A new report was published today by the Institute of Medicine (IOM) regarding weight gain of pregnant women. Not since 1990 have the guidelines regarding weight gain during pregnancy been reviewed. In the past 20 years, the demographics of pregnancy have evolved and as such, it is clearly time to rethink the information being provided to pregnant women and their caregivers.
There is now more diversity amongst pregnant women than there was in 1990, as well as more multiple births and pregnant women tend to be older than they used to be. The most daunting statistic is that more women today become pregnant while overweight or obese, and continue to gain weight, putting themselves at risk for chronic disease and increasing health risks for the baby.
“Women not only should be within a normal BMI range when they conceive, but also should gain within the ranges recommended in the new guidelines,” per the new IOM report.
A committee was formed at the IOM to re-examine the pregnancy weight guidelines, and focused on “factors that affect pregnancy begin before conception and continue through the first year after delivery.”
An agreement was made that “One of the most important modifiers of pregnancy weight gain and its impact on a mother’s and her baby’s health is a woman’s weight at the start of pregnancy.” The best measure of this is BMI, and the guidelines have been updated to match the World Health Organization (WHO) BMI categorizations.
The new IOM guidelines on pregnancy weight gain differ from the old in two significant ways:
- Now based on WHO BMI categorizations, rather than Metropolitan Life insurance tables.
- Offers specific, relatively narrow ranges of recommended weight gain for obese women.
The new guidelines suggest that a woman of normal weight (BMI range of 18.5-24.9) should have a total weight gain of 25-35 pounds during pregnancy with about one pound/week gained in the last two trimesters. For obese women, they should have a total weight gain of 11-20 pounds with about .5 pound/week gained in the last two trimesters.
Advisements for special circumstances include:
- Pregnant teens should follow adult BMI categorizations.
- Twin pregnancy weight gain should be for normal BMI 37-54 pounds, overweight 31-50 pounds and obese 25-42 pounds.
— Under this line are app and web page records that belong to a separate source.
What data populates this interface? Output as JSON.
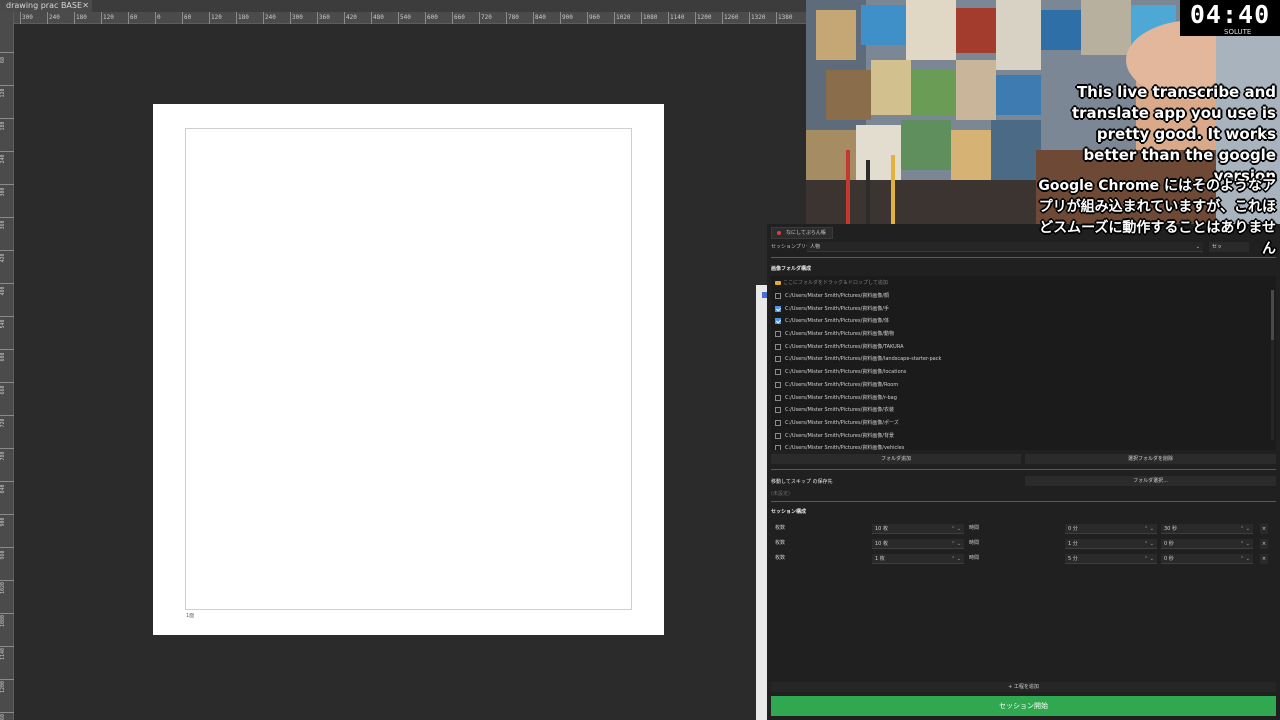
{
  "app": {
    "document_tab": "drawing prac BASE",
    "ruler_h": [
      "300",
      "240",
      "180",
      "120",
      "60",
      "0",
      "60",
      "120",
      "180",
      "240",
      "300",
      "360",
      "420",
      "480",
      "540",
      "600",
      "660",
      "720",
      "780",
      "840",
      "900",
      "960",
      "1020",
      "1080",
      "1140",
      "1200",
      "1260",
      "1320",
      "1380"
    ],
    "ruler_v": [
      "60",
      "120",
      "180",
      "240",
      "300",
      "360",
      "420",
      "480",
      "540",
      "600",
      "660",
      "720",
      "780",
      "840",
      "900",
      "960",
      "1020",
      "1080",
      "1140",
      "1200",
      "1260"
    ],
    "frame_label": "1面"
  },
  "stream": {
    "timer": "04:40",
    "timer_sub": "SOLUTE",
    "caption_en": "This live transcribe and translate app you use is pretty good. It works better than the google version",
    "caption_ja": "Google Chrome にはそのようなアプリが組み込まれていますが、これほどスムーズに動作することはありません"
  },
  "panel": {
    "tab_label": "なにしてぷらん帳",
    "preset_label": "セッションプリセット",
    "preset_value": "人物",
    "preset_button": "セッ",
    "image_folder_title": "画像フォルダ構成",
    "drop_hint": "ここにフォルダをドラッグ＆ドロップして追加",
    "folders": [
      {
        "path": "C:/Users/Mister Smith/Pictures/資料画像/顔",
        "checked": false
      },
      {
        "path": "C:/Users/Mister Smith/Pictures/資料画像/手",
        "checked": true
      },
      {
        "path": "C:/Users/Mister Smith/Pictures/資料画像/体",
        "checked": true
      },
      {
        "path": "C:/Users/Mister Smith/Pictures/資料画像/動物",
        "checked": false
      },
      {
        "path": "C:/Users/Mister Smith/Pictures/資料画像/TAKURA",
        "checked": false
      },
      {
        "path": "C:/Users/Mister Smith/Pictures/資料画像/landscape-starter-pack",
        "checked": false
      },
      {
        "path": "C:/Users/Mister Smith/Pictures/資料画像/locations",
        "checked": false
      },
      {
        "path": "C:/Users/Mister Smith/Pictures/資料画像/Room",
        "checked": false
      },
      {
        "path": "C:/Users/Mister Smith/Pictures/資料画像/r-bag",
        "checked": false
      },
      {
        "path": "C:/Users/Mister Smith/Pictures/資料画像/衣装",
        "checked": false
      },
      {
        "path": "C:/Users/Mister Smith/Pictures/資料画像/ポーズ",
        "checked": false
      },
      {
        "path": "C:/Users/Mister Smith/Pictures/資料画像/背景",
        "checked": false
      },
      {
        "path": "C:/Users/Mister Smith/Pictures/資料画像/vehicles",
        "checked": false
      }
    ],
    "add_folder_button": "フォルダ追加",
    "remove_folder_button": "選択フォルダを削除",
    "skip_label": "移動してスキップ の保存先",
    "skip_placeholder": "(未設定)",
    "select_folder_button": "フォルダ選択...",
    "session_title": "セッション構成",
    "session_rows": [
      {
        "label": "枚数",
        "count": "10 枚",
        "time_label": "時間",
        "minutes": "0 分",
        "seconds": "30 秒"
      },
      {
        "label": "枚数",
        "count": "10 枚",
        "time_label": "時間",
        "minutes": "1 分",
        "seconds": "0 秒"
      },
      {
        "label": "枚数",
        "count": "1 枚",
        "time_label": "時間",
        "minutes": "5 分",
        "seconds": "0 秒"
      }
    ],
    "remove_row_label": "×",
    "add_step_button": "+ 工程を追加",
    "start_button": "セッション開始"
  },
  "colors": {
    "start_green": "#2fa84f",
    "checkbox_blue": "#4a97e6",
    "panel_bg": "#202020",
    "workspace_bg": "#2b2b2b"
  }
}
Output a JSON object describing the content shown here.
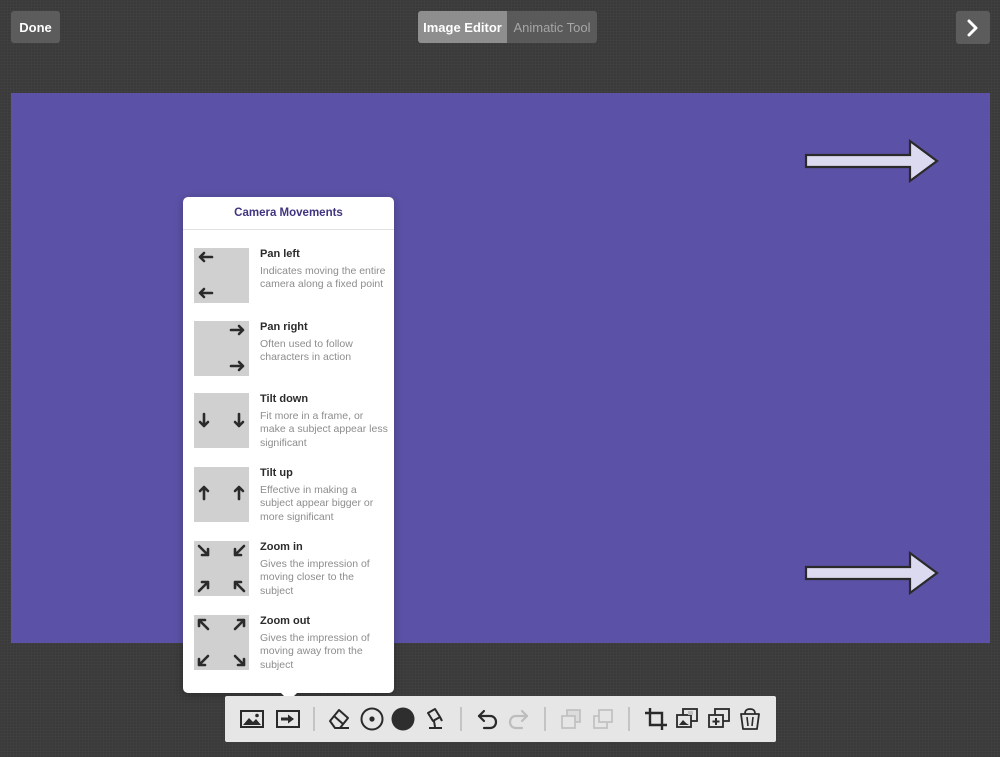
{
  "header": {
    "done_label": "Done",
    "tabs": [
      {
        "label": "Image Editor",
        "active": true
      },
      {
        "label": "Animatic Tool",
        "active": false
      }
    ],
    "next_icon": "chevron-right-icon"
  },
  "canvas": {
    "background_color": "#5b51a6",
    "shapes": [
      "arrow-right-shape",
      "arrow-right-shape"
    ]
  },
  "popover": {
    "title": "Camera Movements",
    "items": [
      {
        "title": "Pan left",
        "description": "Indicates moving the entire camera along a fixed point",
        "icon": "pan-left-icon"
      },
      {
        "title": "Pan right",
        "description": "Often used to follow characters in action",
        "icon": "pan-right-icon"
      },
      {
        "title": "Tilt down",
        "description": "Fit more in a frame, or make a subject appear less significant",
        "icon": "tilt-down-icon"
      },
      {
        "title": "Tilt up",
        "description": "Effective in making a subject appear bigger or more significant",
        "icon": "tilt-up-icon"
      },
      {
        "title": "Zoom in",
        "description": "Gives the impression of moving closer to the subject",
        "icon": "zoom-in-icon"
      },
      {
        "title": "Zoom out",
        "description": "Gives the impression of moving away from the subject",
        "icon": "zoom-out-icon"
      }
    ]
  },
  "toolbar": {
    "tools": [
      "image-icon",
      "camera-movement-icon",
      "eraser-icon",
      "brush-size-icon",
      "color-icon",
      "fill-icon",
      "undo-icon",
      "redo-icon",
      "send-backward-icon",
      "bring-forward-icon",
      "crop-icon",
      "duplicate-icon",
      "add-layer-icon",
      "trash-icon"
    ]
  }
}
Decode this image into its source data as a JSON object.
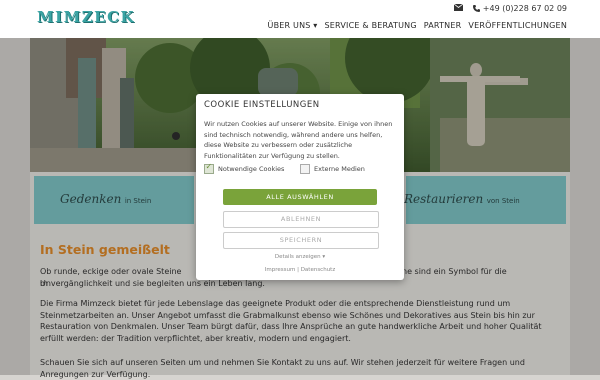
{
  "header": {
    "logo_text": "MIMZECK",
    "phone": "+49 (0)228 67 02 09",
    "nav": [
      {
        "label": "ÜBER UNS ▾"
      },
      {
        "label": "SERVICE & BERATUNG"
      },
      {
        "label": "PARTNER"
      },
      {
        "label": "VERÖFFENTLICHUNGEN"
      }
    ]
  },
  "tiles": {
    "left_script": "Gedenken",
    "left_suffix": "in Stein",
    "right_script": "Restaurieren",
    "right_suffix": "von Stein"
  },
  "content": {
    "title": "In Stein gemeißelt",
    "p1a": "Ob runde, eckige oder ovale Steine m",
    "p1b": "ne sind ein Symbol für die",
    "p1c": "Unvergänglichkeit und sie begleiten uns ein Leben lang.",
    "p2": "Die Firma Mimzeck bietet für jede Lebenslage das geeignete Produkt oder die entsprechende Dienstleistung rund um Steinmetzarbeiten an. Unser Angebot umfasst die Grabmalkunst ebenso wie Schönes und Dekoratives aus Stein bis hin zur Restauration von Denkmalen. Unser Team bürgt dafür, dass Ihre Ansprüche an gute handwerkliche Arbeit und hoher Qualität erfüllt werden: der Tradition verpflichtet, aber kreativ, modern und engagiert.",
    "p3": "Schauen Sie sich auf unseren Seiten um und nehmen Sie Kontakt zu uns auf. Wir stehen jederzeit für weitere Fragen und Anregungen zur Verfügung."
  },
  "cookie": {
    "title": "COOKIE EINSTELLUNGEN",
    "description": "Wir nutzen Cookies auf unserer Website. Einige von ihnen sind technisch notwendig, während andere uns helfen, diese Website zu verbessern oder zusätzliche Funktionalitäten zur Verfügung zu stellen.",
    "option_necessary": "Notwendige Cookies",
    "option_external": "Externe Medien",
    "btn_all": "ALLE AUSWÄHLEN",
    "btn_decline": "ABLEHNEN",
    "btn_save": "SPEICHERN",
    "details": "Details anzeigen ▾",
    "impressum": "Impressum",
    "separator": "|",
    "datenschutz": "Datenschutz"
  },
  "colors": {
    "accent": "#7aa33a",
    "title_orange": "#e08a2a",
    "teal": "#7ec3c5"
  }
}
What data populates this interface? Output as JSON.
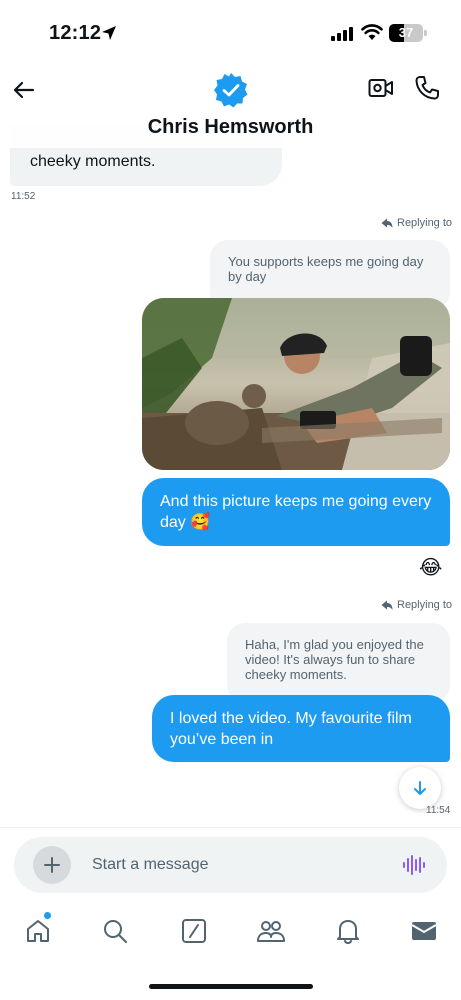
{
  "status_bar": {
    "time": "12:12",
    "battery": "37"
  },
  "header": {
    "contact_name": "Chris Hemsworth",
    "verified": true,
    "icons": [
      "back-arrow-icon",
      "verified-badge-icon",
      "video-call-icon",
      "phone-icon"
    ]
  },
  "messages": {
    "top_partial": {
      "text": "cheeky moments.",
      "time": "11:52"
    },
    "first_reply": {
      "replying_label": "Replying to",
      "quote": "You supports keeps me going day by day",
      "text": "And this picture keeps me going every day 🥰",
      "reaction": "😂"
    },
    "second_reply": {
      "replying_label": "Replying to",
      "quote": "Haha, I'm glad you enjoyed the video! It's always fun to share cheeky moments.",
      "text": "I loved the video. My favourite film you’ve been in",
      "time": "11:54"
    }
  },
  "composer": {
    "placeholder": "Start a message"
  },
  "tab_bar": {
    "items": [
      "home-icon",
      "search-icon",
      "compose-icon",
      "communities-icon",
      "notifications-icon",
      "messages-icon"
    ]
  },
  "colors": {
    "accent": "#1d9bf0",
    "incoming_bubble": "#eff3f4",
    "voice_icon": "#8b5cf6"
  }
}
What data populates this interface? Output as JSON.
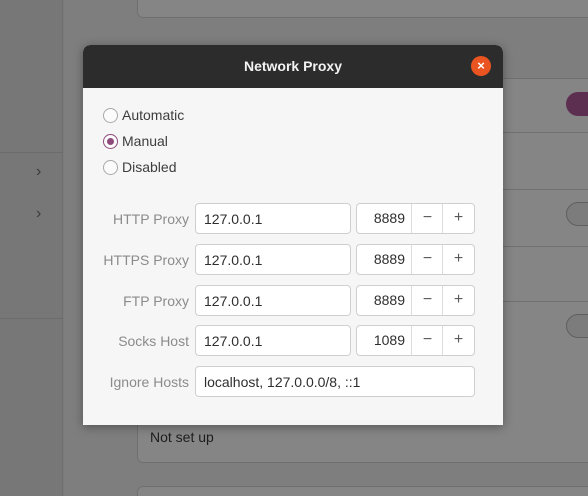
{
  "background": {
    "sidebar_chevrons": [
      "›",
      "›"
    ],
    "status_text": "Not set up"
  },
  "dialog": {
    "title": "Network Proxy",
    "close_glyph": "×",
    "modes": [
      {
        "label": "Automatic",
        "checked": false
      },
      {
        "label": "Manual",
        "checked": true
      },
      {
        "label": "Disabled",
        "checked": false
      }
    ],
    "proxies": [
      {
        "label": "HTTP Proxy",
        "host": "127.0.0.1",
        "port": "8889"
      },
      {
        "label": "HTTPS Proxy",
        "host": "127.0.0.1",
        "port": "8889"
      },
      {
        "label": "FTP Proxy",
        "host": "127.0.0.1",
        "port": "8889"
      },
      {
        "label": "Socks Host",
        "host": "127.0.0.1",
        "port": "1089"
      }
    ],
    "spin_minus": "−",
    "spin_plus": "+",
    "ignore_hosts": {
      "label": "Ignore Hosts",
      "value": "localhost, 127.0.0.0/8, ::1"
    }
  },
  "colors": {
    "accent": "#8e4a7a",
    "close_button": "#e95420",
    "titlebar": "#2c2c2c"
  }
}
The IOM encourages that these weight gain guidelines be followed in conjunction with dietary and exercise recommendations provided by your physician or caregiver.
Learn your BMI now with our free BMI calculator.
See the full report at IOM.
May 28th, 2009